‘I am where I am now because of them’
Barbara Keating could not have imagined being in the position she’s in today: a professor with a Ph.D., a distinguished career in sociology and the ability to create endowed funds that give back to her alma mater and support the next generation of students.
“I come from the working class,” said Barbara, who is a member of the Burnett Society in recognition of her planned giving. “My dad was a road construction worker. My parents always struggled financially. But by virtue of having a higher-than-average quantity and quality of education, I became a university professor.”
As a child growing up in Papillion, Nebraska, Barbara said working-class families considered it a waste of money to send girls to college. But her grandfather thought differently. While he never attended school past eighth grade, he was well-read and valued education. So, he gave each of his grandchildren who wanted to study beyond high school $500 per year to do so. It was a hefty sum at that time and more than covered tuition.
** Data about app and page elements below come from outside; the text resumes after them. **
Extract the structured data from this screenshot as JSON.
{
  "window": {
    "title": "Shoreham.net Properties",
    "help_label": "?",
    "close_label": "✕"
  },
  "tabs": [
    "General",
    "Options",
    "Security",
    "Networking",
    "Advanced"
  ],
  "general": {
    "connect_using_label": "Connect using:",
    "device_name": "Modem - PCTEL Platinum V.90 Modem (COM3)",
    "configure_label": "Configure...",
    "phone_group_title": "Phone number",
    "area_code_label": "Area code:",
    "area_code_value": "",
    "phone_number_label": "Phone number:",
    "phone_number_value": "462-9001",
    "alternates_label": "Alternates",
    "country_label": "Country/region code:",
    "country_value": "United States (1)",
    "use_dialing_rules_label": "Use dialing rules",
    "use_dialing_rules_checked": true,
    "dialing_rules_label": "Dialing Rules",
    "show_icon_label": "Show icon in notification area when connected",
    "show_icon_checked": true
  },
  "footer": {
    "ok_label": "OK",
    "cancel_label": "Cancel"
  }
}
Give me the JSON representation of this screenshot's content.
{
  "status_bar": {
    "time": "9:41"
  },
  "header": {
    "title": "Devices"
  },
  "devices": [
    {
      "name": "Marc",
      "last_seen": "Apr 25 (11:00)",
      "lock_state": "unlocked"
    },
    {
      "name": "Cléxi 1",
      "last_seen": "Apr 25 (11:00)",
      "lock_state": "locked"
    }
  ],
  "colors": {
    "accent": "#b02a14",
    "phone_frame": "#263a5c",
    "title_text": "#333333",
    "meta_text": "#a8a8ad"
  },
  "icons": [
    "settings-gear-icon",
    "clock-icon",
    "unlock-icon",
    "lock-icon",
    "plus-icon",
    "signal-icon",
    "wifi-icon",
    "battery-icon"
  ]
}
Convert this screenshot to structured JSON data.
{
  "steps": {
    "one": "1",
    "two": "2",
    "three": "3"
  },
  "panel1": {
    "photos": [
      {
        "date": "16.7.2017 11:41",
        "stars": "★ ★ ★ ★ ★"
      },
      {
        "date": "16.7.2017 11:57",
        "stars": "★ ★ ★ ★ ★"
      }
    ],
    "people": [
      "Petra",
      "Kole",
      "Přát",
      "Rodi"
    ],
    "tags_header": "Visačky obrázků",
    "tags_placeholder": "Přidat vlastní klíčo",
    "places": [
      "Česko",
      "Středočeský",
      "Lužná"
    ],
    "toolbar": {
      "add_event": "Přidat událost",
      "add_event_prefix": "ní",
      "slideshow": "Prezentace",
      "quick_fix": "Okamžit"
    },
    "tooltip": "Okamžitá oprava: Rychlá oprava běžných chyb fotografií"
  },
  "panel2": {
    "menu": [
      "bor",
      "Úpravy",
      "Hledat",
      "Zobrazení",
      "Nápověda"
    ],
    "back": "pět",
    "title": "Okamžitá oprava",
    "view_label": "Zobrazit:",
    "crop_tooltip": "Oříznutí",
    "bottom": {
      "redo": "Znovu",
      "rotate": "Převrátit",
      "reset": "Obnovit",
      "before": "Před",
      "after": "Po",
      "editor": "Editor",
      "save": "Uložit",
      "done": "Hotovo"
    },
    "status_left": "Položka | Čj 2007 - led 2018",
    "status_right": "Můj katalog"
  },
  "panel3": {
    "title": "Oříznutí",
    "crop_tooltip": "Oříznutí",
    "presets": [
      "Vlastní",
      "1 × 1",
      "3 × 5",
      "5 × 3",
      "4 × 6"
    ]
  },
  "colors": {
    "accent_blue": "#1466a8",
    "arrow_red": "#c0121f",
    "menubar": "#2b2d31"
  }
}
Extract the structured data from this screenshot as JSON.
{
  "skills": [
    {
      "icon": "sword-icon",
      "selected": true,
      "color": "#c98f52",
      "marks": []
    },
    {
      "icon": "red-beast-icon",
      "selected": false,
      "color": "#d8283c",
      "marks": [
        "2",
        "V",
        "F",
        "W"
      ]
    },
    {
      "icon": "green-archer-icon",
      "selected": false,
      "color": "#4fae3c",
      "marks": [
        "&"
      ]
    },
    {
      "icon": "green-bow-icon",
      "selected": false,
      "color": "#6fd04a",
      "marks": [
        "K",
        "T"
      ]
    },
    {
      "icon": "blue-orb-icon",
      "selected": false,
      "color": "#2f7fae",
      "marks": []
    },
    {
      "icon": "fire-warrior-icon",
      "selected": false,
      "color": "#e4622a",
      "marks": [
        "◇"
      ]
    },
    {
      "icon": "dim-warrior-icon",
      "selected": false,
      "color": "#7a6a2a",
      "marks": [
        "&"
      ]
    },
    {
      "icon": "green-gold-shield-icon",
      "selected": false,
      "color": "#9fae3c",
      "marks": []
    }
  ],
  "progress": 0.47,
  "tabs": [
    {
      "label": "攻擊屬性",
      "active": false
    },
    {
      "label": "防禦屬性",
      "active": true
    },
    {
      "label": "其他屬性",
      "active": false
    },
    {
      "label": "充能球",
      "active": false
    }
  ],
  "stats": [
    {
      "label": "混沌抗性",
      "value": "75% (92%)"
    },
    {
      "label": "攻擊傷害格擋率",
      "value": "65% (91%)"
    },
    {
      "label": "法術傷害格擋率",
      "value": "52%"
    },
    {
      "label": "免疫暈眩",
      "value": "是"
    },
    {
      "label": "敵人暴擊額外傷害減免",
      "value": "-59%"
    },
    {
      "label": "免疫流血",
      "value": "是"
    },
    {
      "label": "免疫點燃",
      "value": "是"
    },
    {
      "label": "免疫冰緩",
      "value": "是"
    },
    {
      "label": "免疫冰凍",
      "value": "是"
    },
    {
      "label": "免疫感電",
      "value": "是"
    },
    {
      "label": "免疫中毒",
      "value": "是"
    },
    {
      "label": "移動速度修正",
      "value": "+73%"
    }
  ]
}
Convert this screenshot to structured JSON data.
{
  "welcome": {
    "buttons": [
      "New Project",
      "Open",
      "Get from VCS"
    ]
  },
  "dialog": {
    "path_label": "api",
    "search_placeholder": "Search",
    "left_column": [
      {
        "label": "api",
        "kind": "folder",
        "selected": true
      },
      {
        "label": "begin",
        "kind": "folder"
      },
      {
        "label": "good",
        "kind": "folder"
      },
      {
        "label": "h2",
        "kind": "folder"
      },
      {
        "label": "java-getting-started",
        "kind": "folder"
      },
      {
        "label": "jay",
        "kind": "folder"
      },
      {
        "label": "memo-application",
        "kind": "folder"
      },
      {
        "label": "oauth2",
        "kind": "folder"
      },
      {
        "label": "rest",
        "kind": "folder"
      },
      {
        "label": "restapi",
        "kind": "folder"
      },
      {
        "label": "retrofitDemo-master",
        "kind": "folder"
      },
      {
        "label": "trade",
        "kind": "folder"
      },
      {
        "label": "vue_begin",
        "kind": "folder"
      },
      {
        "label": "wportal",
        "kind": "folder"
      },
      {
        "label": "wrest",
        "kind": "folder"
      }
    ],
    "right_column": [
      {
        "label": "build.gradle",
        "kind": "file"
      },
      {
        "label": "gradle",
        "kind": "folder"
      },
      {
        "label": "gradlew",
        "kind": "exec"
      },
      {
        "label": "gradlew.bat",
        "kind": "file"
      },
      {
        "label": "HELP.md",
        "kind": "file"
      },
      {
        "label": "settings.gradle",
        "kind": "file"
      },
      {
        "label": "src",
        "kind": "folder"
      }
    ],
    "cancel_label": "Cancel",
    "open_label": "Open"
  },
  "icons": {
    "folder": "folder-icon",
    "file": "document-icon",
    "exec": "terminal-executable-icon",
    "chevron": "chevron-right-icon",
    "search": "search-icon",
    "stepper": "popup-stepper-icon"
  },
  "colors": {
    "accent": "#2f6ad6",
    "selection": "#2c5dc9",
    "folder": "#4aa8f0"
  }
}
Barbara attended the College of St. Mary in Omaha and received her bachelor’s degree in 1969. After taking some time off to get married and raise a family, she enrolled at the University of Nebraska at Omaha and received her master’s degree in sociology in 1979.
“UNO got me started,” she said. “They admitted me to a master’s program and encouraged me to go get a Ph.D.”
She recalls the advice of an influential professor who helped her feel less intimidated at the prospect of pursuing her doctorate: “He said getting a Ph.D. is less a matter of brilliance and more a matter of persistent hard work.”
Barbara received her Ph.D. in sociology from the University of Nebraska–Lincoln and said the experience at both institutions was warmly supportive.
“One of the reasons I greatly value the sociology department at UNO and UNL is they were so good to me as a graduate student,” she said. “They gave us every support that they could. They saw our potential.”
After graduation, Barbara went to Minnesota State University, Mankato, where she spent her career as a professor of sociology. When she retired, she decided to return the gift of support she had received at Mankato and the two universities where she got her start. Barbara established estate gifts at all three campuses to support sociology students attending professional and academic conferences. The fund she set up at Mankato has already helped more than 80 students, and she hopes to have the same impact at UNO and UNL.
“This fund is in gratitude for the support I got for my professional development at Omaha and Lincoln,” she said. “I owe them … the encouragement that I got made a huge difference in my life. I am where I am now because of them.”